▶ _What you are asked to do_: Work through the data below and give the number of lines holding the word "JSON", without any other text.

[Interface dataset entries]
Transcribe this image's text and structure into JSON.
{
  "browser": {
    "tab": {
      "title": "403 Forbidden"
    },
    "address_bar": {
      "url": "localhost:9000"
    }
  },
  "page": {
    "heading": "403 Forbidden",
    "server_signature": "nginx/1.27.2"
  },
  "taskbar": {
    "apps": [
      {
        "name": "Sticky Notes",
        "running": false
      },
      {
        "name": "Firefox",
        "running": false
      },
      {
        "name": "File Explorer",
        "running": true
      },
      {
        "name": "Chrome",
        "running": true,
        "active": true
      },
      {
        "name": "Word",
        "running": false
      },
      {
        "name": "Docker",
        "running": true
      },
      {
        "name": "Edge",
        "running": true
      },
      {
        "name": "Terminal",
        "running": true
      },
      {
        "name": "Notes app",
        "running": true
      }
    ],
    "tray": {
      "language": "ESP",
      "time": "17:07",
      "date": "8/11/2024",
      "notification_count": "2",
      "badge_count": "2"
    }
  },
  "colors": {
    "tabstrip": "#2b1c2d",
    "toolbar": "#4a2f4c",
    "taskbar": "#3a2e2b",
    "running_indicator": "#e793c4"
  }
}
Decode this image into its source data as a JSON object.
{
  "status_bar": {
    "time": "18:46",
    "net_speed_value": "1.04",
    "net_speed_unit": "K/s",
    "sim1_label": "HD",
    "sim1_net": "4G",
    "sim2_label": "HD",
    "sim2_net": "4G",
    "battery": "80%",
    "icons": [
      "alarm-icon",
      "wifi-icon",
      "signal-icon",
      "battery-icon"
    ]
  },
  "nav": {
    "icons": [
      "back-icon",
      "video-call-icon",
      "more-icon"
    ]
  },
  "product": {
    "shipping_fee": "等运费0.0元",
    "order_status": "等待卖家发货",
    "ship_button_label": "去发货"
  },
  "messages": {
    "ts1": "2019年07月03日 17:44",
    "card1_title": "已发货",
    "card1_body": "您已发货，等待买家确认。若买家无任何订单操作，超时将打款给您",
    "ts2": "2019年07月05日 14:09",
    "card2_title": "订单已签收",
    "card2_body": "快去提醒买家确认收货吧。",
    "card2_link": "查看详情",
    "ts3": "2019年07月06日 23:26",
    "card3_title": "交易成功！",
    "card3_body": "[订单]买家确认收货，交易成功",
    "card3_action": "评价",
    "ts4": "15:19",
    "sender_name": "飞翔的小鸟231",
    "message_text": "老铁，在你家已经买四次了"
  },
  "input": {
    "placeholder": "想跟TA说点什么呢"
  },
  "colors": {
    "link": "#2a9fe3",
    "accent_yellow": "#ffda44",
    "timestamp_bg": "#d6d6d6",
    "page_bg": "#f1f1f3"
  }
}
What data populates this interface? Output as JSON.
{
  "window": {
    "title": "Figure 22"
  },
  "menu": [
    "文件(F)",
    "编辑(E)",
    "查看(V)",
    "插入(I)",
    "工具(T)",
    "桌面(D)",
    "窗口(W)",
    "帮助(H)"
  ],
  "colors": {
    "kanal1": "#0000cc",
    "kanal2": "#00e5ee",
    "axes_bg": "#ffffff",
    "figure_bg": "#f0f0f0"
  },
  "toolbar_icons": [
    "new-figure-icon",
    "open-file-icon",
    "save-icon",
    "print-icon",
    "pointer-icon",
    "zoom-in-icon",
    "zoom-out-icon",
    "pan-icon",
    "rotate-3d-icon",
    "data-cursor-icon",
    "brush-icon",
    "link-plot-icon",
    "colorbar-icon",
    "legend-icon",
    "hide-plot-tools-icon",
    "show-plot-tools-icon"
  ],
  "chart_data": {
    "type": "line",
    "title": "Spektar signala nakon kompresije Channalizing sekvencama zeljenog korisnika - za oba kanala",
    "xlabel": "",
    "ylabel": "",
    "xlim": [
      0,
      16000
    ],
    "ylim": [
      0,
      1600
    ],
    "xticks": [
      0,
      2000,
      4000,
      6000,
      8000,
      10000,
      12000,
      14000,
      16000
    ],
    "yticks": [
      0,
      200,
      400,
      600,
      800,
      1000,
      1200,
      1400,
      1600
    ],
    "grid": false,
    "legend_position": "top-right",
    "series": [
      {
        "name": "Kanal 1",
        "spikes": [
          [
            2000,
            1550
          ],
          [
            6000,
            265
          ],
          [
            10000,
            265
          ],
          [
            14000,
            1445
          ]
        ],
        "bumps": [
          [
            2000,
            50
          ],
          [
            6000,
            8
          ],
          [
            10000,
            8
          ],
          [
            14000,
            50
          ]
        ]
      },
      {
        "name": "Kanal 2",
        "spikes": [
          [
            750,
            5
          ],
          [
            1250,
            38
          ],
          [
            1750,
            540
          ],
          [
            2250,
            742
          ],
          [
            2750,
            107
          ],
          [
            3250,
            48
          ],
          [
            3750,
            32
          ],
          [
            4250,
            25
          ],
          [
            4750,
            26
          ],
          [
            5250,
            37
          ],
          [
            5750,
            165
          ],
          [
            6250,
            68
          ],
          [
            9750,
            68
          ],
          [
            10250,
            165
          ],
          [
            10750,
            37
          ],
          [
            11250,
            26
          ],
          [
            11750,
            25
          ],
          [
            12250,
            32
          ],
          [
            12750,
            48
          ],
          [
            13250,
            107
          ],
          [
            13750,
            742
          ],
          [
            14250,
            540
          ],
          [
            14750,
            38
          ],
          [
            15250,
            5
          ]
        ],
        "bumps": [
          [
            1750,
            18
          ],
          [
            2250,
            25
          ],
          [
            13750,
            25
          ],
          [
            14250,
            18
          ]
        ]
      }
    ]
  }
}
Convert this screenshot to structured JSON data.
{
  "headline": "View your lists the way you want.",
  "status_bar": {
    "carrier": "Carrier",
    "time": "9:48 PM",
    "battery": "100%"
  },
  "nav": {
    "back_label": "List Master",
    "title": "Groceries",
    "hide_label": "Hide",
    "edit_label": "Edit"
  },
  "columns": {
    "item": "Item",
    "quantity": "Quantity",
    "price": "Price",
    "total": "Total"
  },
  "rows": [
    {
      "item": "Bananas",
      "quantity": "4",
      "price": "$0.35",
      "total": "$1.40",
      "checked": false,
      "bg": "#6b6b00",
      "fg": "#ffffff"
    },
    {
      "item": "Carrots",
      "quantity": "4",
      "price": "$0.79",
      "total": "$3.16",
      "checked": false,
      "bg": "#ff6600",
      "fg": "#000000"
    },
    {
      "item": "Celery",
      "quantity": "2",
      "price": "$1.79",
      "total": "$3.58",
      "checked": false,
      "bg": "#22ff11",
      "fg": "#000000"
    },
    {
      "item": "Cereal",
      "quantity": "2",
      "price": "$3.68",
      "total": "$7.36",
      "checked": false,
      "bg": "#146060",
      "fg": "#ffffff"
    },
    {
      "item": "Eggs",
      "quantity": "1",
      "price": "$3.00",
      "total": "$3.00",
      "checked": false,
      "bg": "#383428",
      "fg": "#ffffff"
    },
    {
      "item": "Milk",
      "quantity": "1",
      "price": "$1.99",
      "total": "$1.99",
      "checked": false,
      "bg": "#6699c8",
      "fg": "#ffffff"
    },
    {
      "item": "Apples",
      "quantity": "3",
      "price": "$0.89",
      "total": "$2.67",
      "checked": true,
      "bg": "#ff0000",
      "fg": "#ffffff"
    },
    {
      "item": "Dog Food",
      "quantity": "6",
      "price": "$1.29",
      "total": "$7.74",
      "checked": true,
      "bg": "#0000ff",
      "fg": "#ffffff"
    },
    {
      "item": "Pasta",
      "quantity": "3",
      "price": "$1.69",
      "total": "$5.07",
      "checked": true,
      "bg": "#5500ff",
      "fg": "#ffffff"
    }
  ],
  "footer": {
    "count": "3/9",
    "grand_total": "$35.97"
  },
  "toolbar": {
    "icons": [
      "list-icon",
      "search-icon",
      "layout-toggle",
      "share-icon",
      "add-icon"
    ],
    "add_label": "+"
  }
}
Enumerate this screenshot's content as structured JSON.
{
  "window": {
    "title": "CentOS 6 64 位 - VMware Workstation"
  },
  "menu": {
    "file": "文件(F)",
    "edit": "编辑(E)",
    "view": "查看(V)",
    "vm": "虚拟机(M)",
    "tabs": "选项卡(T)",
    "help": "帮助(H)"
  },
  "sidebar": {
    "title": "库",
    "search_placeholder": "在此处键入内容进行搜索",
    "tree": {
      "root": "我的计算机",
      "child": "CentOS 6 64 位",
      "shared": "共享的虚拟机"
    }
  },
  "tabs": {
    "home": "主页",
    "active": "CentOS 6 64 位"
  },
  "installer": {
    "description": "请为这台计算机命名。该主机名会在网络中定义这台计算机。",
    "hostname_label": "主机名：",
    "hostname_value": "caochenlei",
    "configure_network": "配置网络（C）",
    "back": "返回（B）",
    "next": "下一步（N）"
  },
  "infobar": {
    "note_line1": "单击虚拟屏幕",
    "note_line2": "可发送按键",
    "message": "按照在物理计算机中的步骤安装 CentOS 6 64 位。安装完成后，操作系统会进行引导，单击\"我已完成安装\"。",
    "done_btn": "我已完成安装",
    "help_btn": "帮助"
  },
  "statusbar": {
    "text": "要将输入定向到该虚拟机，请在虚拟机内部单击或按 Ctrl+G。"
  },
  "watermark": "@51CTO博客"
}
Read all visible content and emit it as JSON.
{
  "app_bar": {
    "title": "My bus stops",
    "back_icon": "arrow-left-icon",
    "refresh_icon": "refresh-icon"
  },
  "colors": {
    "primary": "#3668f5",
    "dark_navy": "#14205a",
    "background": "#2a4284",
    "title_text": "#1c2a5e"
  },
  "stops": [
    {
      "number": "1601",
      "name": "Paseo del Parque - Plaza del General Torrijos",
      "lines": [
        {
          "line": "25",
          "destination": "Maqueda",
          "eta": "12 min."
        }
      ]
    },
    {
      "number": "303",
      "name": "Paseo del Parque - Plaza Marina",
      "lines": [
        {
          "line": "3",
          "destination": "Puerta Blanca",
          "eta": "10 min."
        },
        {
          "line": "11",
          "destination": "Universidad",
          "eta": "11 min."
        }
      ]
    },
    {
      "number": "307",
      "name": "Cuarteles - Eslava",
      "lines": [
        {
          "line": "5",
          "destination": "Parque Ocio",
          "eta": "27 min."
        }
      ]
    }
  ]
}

▶ _Answer section_: 6